Endurance athletes are among those most in need of constant energy boost and performance optimization. Its reputation in being a natural energy enhancer therefore makes caffeine a regular go-to for these athletes – but how does this substance naturally benefit them, and is it safe for this group?
The American College of Sports Medicine hails coffee as the world’s most widely used stimulant, coming in different forms such as coffee, tea, energy supplement, energy drink, and even chocolate. In the world of athletics, coffee is used as a potential ergogenic aid and performance enhancer with its stimulant effect on the brain and on the blood pressure, pulse, fat stores, and stomach acid production.
Here are two ways to illustrate caffeine’s impact on the body, particularly on endurance training:
Performance – Caffeine helps mobilize your fat stores in the body, enabling it to be utilized as a primary source of fuel. The body is then able to spare glycogen, an added fuel source stored in your muscles and liver. Delaying the depletion of glycogen in the muscles effectively allows athletes to perform longer, harder, faster, and with more reps before getting struck by fatigue.
This process is most important in the first 15 minutes of activity, when caffeine can help substantially decrease glycogen depletion. While the substance gets to its highest levels in your blood up to an hour after being ingested, there are studies suggesting that consuming it at least three hours prior to exercise can be most beneficial. The reason: caffeine may have the most impact on fat stores a couple of hours after it peaks in the blood.
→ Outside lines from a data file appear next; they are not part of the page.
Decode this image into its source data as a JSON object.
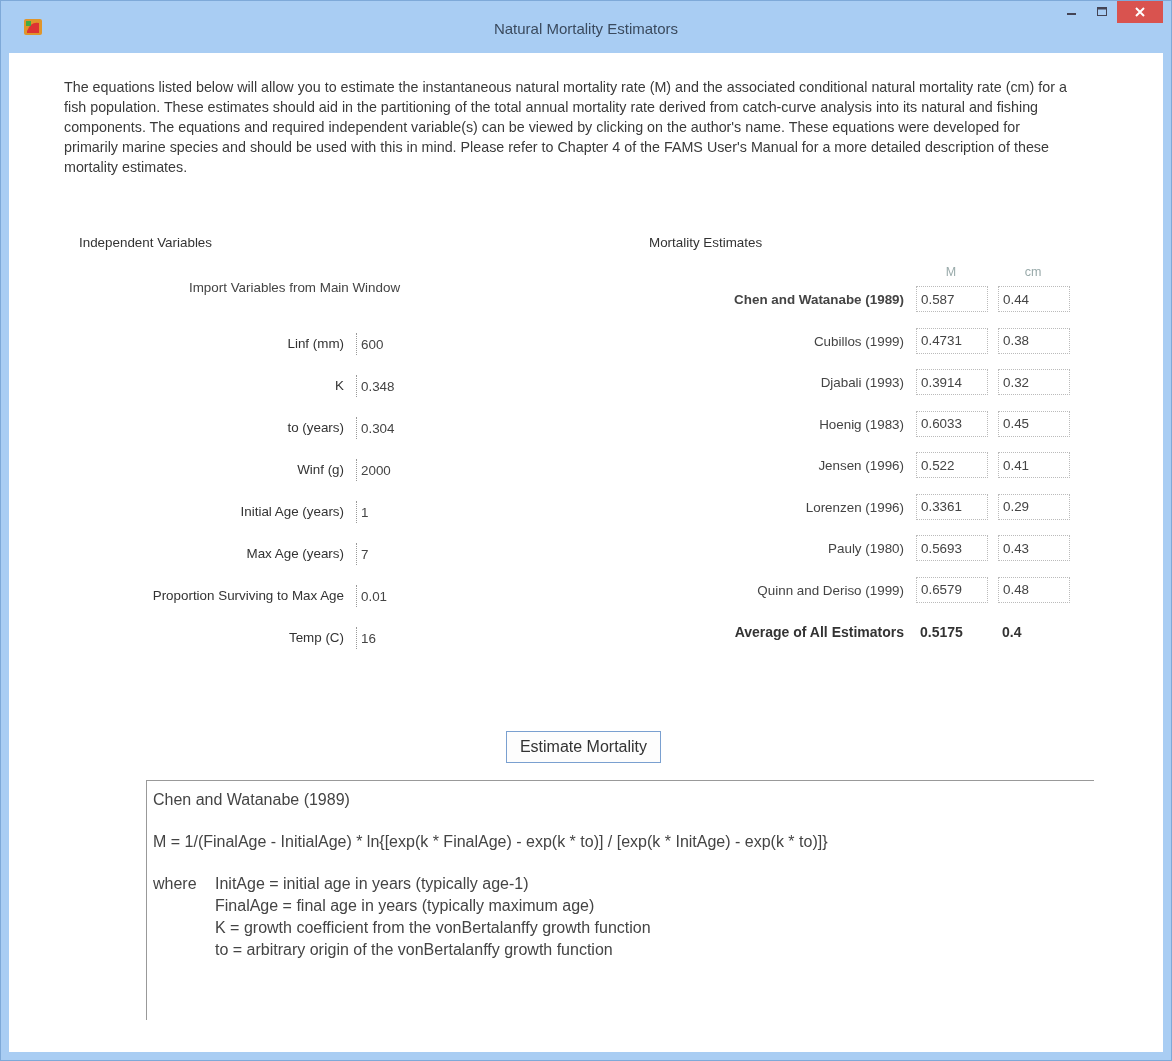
{
  "window": {
    "title": "Natural Mortality Estimators"
  },
  "intro": "The equations listed below will allow you to estimate the instantaneous natural mortality rate (M) and the associated conditional natural mortality rate (cm) for a fish population.  These estimates should aid in the partitioning of the total annual mortality rate derived from catch-curve analysis into its natural and fishing components. The equations and required independent variable(s) can be viewed by clicking on the author's name.  These equations were developed for primarily marine species and should be used with this in mind.  Please refer to Chapter 4 of the FAMS User's Manual for a more detailed description of these mortality estimates.",
  "independent": {
    "title": "Independent Variables",
    "import_label": "Import Variables from Main Window",
    "variables": [
      {
        "label": "Linf (mm)",
        "value": "600"
      },
      {
        "label": "K",
        "value": "0.348"
      },
      {
        "label": "to (years)",
        "value": "0.304"
      },
      {
        "label": "Winf (g)",
        "value": "2000"
      },
      {
        "label": "Initial Age (years)",
        "value": "1"
      },
      {
        "label": "Max Age (years)",
        "value": "7"
      },
      {
        "label": "Proportion Surviving to Max Age",
        "value": "0.01"
      },
      {
        "label": "Temp (C)",
        "value": "16"
      }
    ]
  },
  "estimates": {
    "title": "Mortality Estimates",
    "columns": [
      "M",
      "cm"
    ],
    "rows": [
      {
        "name": "Chen and Watanabe (1989)",
        "m": "0.587",
        "cm": "0.44",
        "selected": true
      },
      {
        "name": "Cubillos (1999)",
        "m": "0.4731",
        "cm": "0.38",
        "selected": false
      },
      {
        "name": "Djabali (1993)",
        "m": "0.3914",
        "cm": "0.32",
        "selected": false
      },
      {
        "name": "Hoenig (1983)",
        "m": "0.6033",
        "cm": "0.45",
        "selected": false
      },
      {
        "name": "Jensen (1996)",
        "m": "0.522",
        "cm": "0.41",
        "selected": false
      },
      {
        "name": "Lorenzen (1996)",
        "m": "0.3361",
        "cm": "0.29",
        "selected": false
      },
      {
        "name": "Pauly (1980)",
        "m": "0.5693",
        "cm": "0.43",
        "selected": false
      },
      {
        "name": "Quinn and Deriso (1999)",
        "m": "0.6579",
        "cm": "0.48",
        "selected": false
      }
    ],
    "average": {
      "label": "Average of All Estimators",
      "m": "0.5175",
      "cm": "0.4"
    }
  },
  "button": "Estimate Mortality",
  "description": {
    "title": "Chen and Watanabe (1989)",
    "equation": "M = 1/(FinalAge - InitialAge) * ln{[exp(k * FinalAge) - exp(k * to)] / [exp(k * InitAge) - exp(k * to)]}",
    "where_label": "where",
    "definitions": [
      "InitAge = initial age in years (typically age-1)",
      "FinalAge = final age in years (typically maximum age)",
      "K = growth coefficient from the vonBertalanffy growth function",
      "to = arbitrary origin of the vonBertalanffy growth function"
    ]
  }
}
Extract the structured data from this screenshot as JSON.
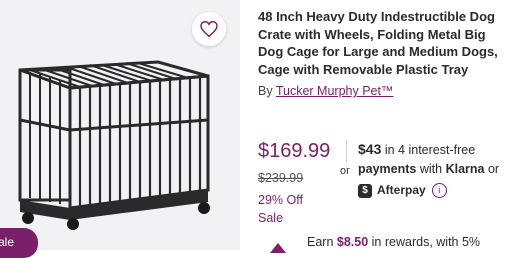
{
  "product": {
    "title": "48 Inch Heavy Duty Indestructible Dog Crate with Wheels, Folding Metal Big Dog Cage for Large and Medium Dogs, Cage with Removable Plastic Tray",
    "brand_prefix": "By",
    "brand_name": "Tucker Murphy Pet™",
    "image_icon": "dog-crate-image",
    "badge": "ale"
  },
  "pricing": {
    "price": "$169.99",
    "original_price": "$239.99",
    "discount": "29% Off",
    "sale_label": "Sale"
  },
  "installments": {
    "or_label": "or",
    "amount": "$43",
    "amount_suffix": "in 4 interest-free",
    "payments_label": "payments",
    "with_label": "with",
    "klarna": "Klarna",
    "or_after_klarna": "or",
    "afterpay": "Afterpay",
    "afterpay_logo": "$",
    "info_icon": "i"
  },
  "rewards": {
    "prefix": "Earn",
    "amount": "$8.50",
    "suffix": "in rewards, with 5%"
  },
  "colors": {
    "brand_purple": "#7b1f6b",
    "text": "#2b2b2b",
    "panel_bg": "#f2f2f4"
  }
}
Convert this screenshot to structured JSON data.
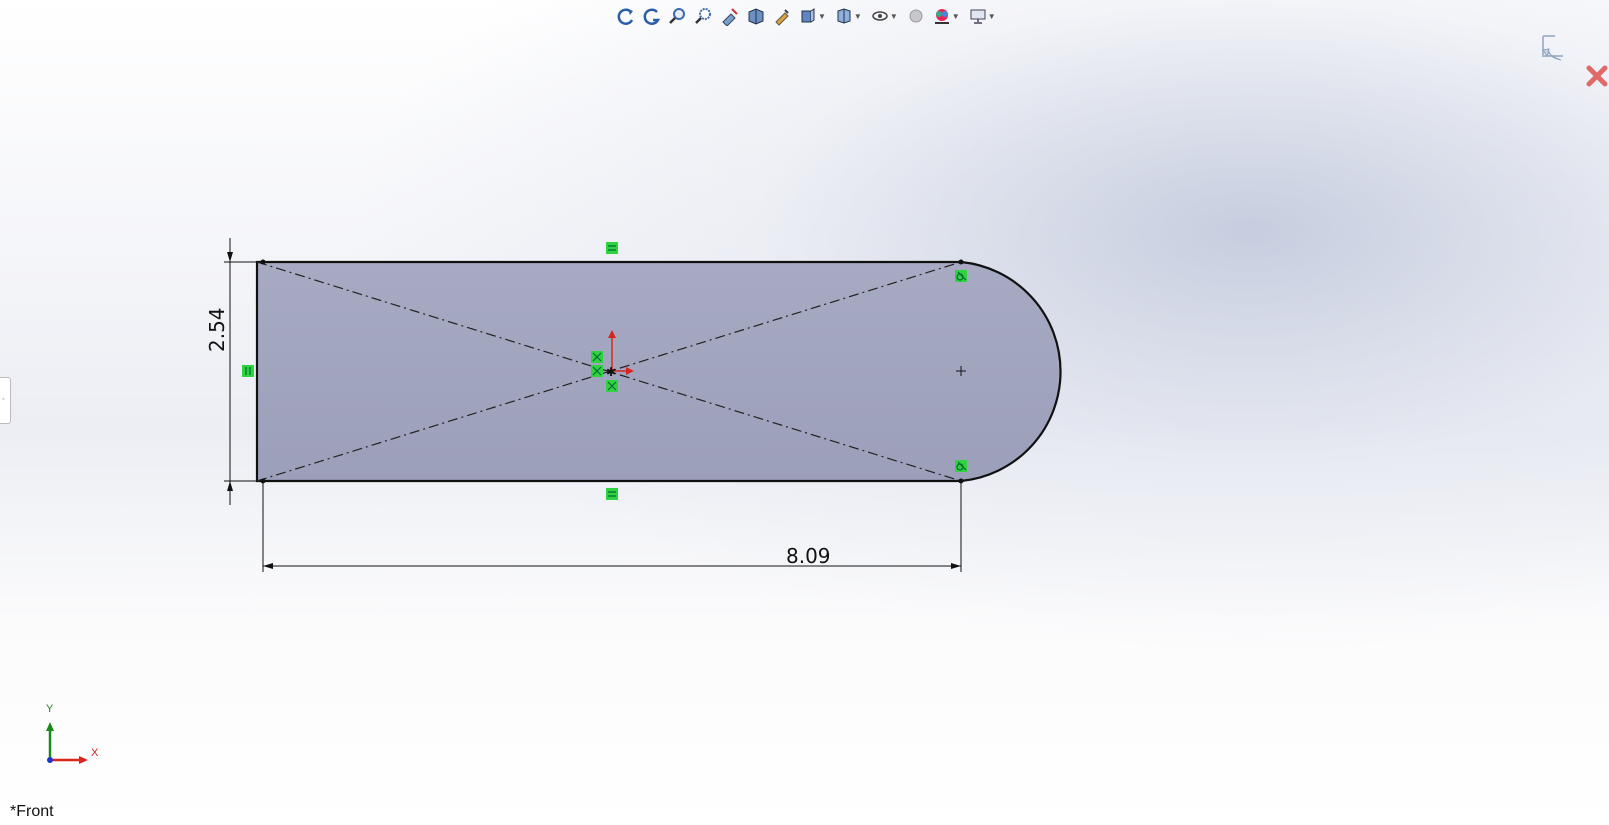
{
  "toolbar": {
    "items": [
      {
        "name": "previous-view-icon"
      },
      {
        "name": "redo-view-icon"
      },
      {
        "name": "zoom-to-fit-icon"
      },
      {
        "name": "zoom-to-area-icon"
      },
      {
        "name": "previous-view-2-icon"
      },
      {
        "name": "section-view-icon"
      },
      {
        "name": "dynamic-annotation-icon"
      },
      {
        "name": "view-orientation-icon"
      },
      {
        "name": "display-style-icon"
      },
      {
        "name": "hide-show-items-icon"
      },
      {
        "name": "edit-appearance-icon"
      },
      {
        "name": "apply-scene-icon"
      },
      {
        "name": "view-settings-icon"
      }
    ]
  },
  "dimensions": {
    "horizontal": "8.09",
    "vertical": "2.54"
  },
  "view": {
    "name": "*Front"
  },
  "triad": {
    "x_label": "X",
    "y_label": "Y"
  },
  "colors": {
    "sketch_fill": "#a3a6bf",
    "relation_green": "#2fd23f",
    "axis_red": "#d8261f",
    "axis_green": "#1a8a1a",
    "axis_blue": "#2233cc"
  }
}
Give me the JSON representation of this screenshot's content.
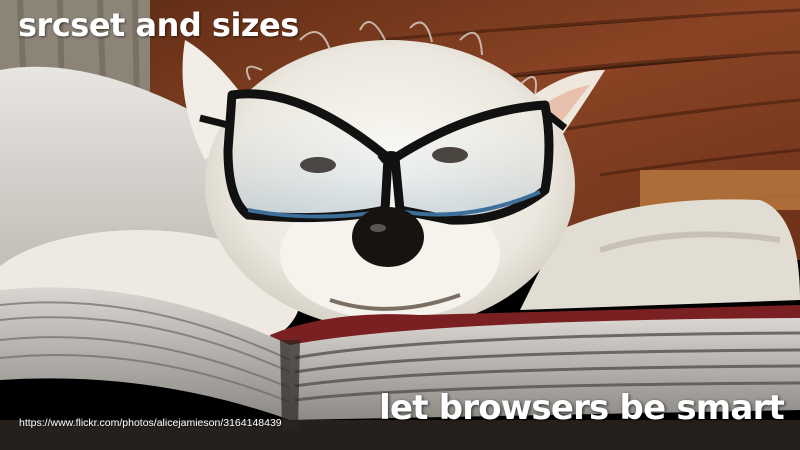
{
  "slide": {
    "title": "srcset and sizes",
    "tagline": "let browsers be smart",
    "credit": "https://www.flickr.com/photos/alicejamieson/3164148439"
  },
  "photo": {
    "subject": "white-terrier-with-glasses-on-book",
    "colors": {
      "wood": "#7a3c1f",
      "fur": "#f3efe6",
      "glasses_frame": "#111111",
      "glasses_lens_edge": "#3e6f9a",
      "book_cover": "#7a1f22"
    }
  }
}
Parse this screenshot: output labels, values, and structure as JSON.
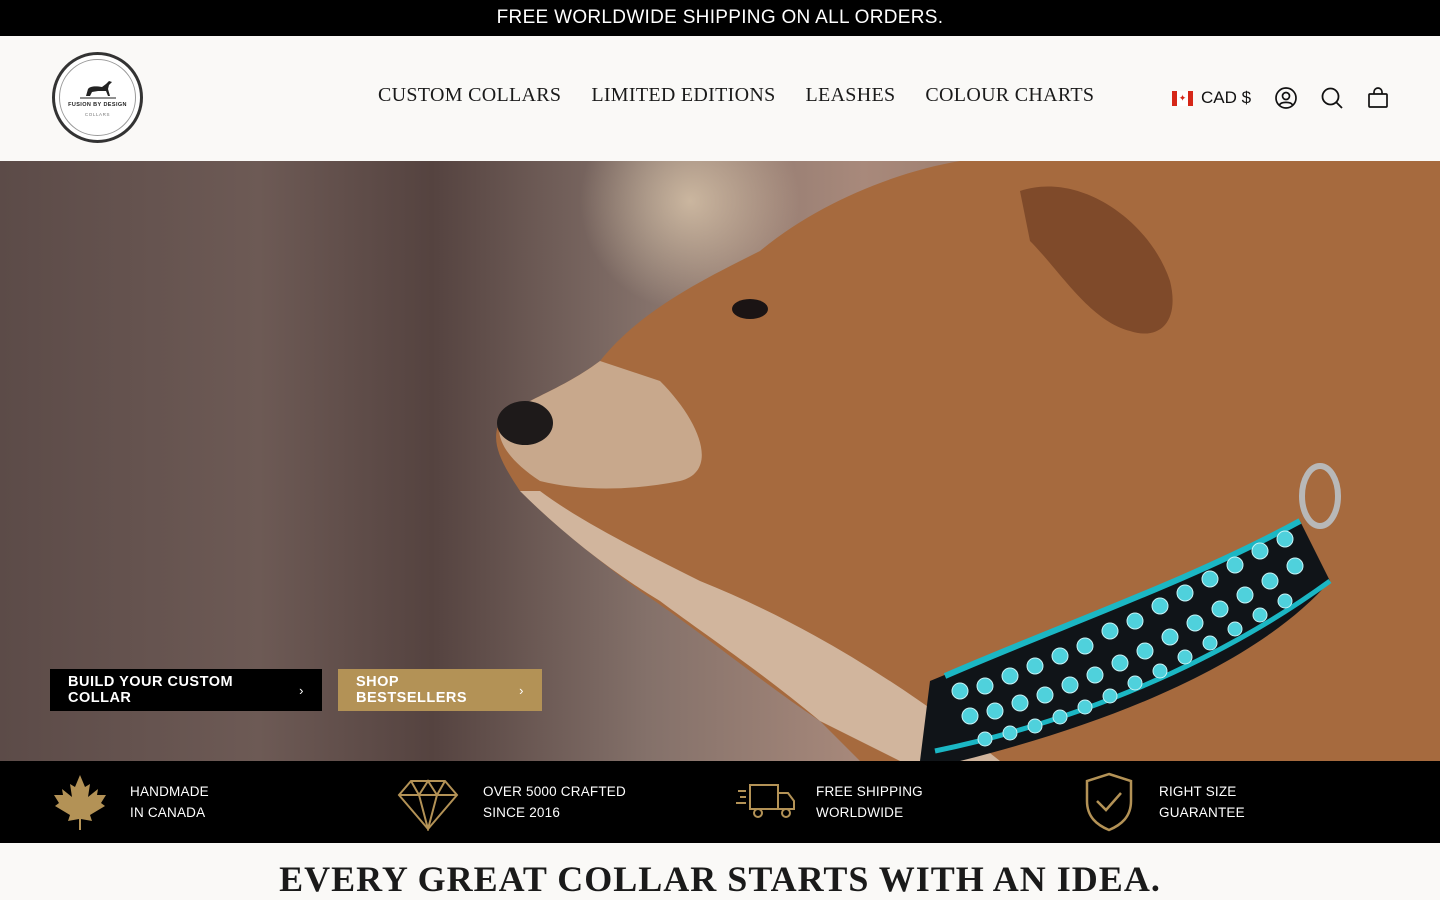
{
  "announcement": "FREE WORLDWIDE SHIPPING ON ALL ORDERS.",
  "logo": {
    "name": "FUSION BY DESIGN",
    "sub": "COLLARS"
  },
  "nav": [
    "CUSTOM COLLARS",
    "LIMITED EDITIONS",
    "LEASHES",
    "COLOUR CHARTS"
  ],
  "currency": {
    "label": "CAD $",
    "flag_icon": "canada-flag-icon"
  },
  "header_icons": [
    "account-icon",
    "search-icon",
    "cart-icon"
  ],
  "hero": {
    "primary_button": "BUILD YOUR CUSTOM COLLAR",
    "secondary_button": "SHOP BESTSELLERS",
    "accent_color": "#b39256"
  },
  "features": [
    {
      "icon": "maple-leaf-icon",
      "line1": "HANDMADE",
      "line2": "IN CANADA"
    },
    {
      "icon": "diamond-icon",
      "line1": "OVER 5000 CRAFTED",
      "line2": "SINCE 2016"
    },
    {
      "icon": "delivery-truck-icon",
      "line1": "FREE SHIPPING",
      "line2": "WORLDWIDE"
    },
    {
      "icon": "shield-check-icon",
      "line1": "RIGHT SIZE",
      "line2": "GUARANTEE"
    }
  ],
  "headline": "EVERY GREAT COLLAR STARTS WITH AN IDEA."
}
- Recovery – Caffeine may aid in better recovery after athletic performance. The American Physiological Society, for instance, notes that four hours after exercise, your muscle glycogen could climb 66 percent by ingesting a carbohydrate drink that contains caffeine, versus a non-caffeinated carbohydrate drink. The rise in muscle glycogen could translate to better recovery and help make the next round of workout or intensive activity much more efficient.
The question you may be thinking, are competitive athletes allowed to use caffeine? Athletes, according to the International Olympic Committee, can take up to 12 micrograms of caffeine per millimeter of urine before it is deemed illegal. So yes, athletes can ingest “normal” caffeine amounts before competing.
While side effects can be present, they largely vary from one individual to another and can be considered non-threatening if caffeine is consumed in reasonable amounts. Moderate consumption is deemed safe – provided, too, that a healthy diet and balanced lifestyle are observed.
To summarize, caffeine has emerged in research to help in athletic performance as well as recovery. But you need not be limited to choosing caffeine in just coffee, tea, or energy drinks – these are convenient forms but other options can offer maximum gains, too. Best energy supplements today, for instance, can provide the recommended amounts of caffeine for the numerous benefits to one’s physical energy levels or athletic prowess.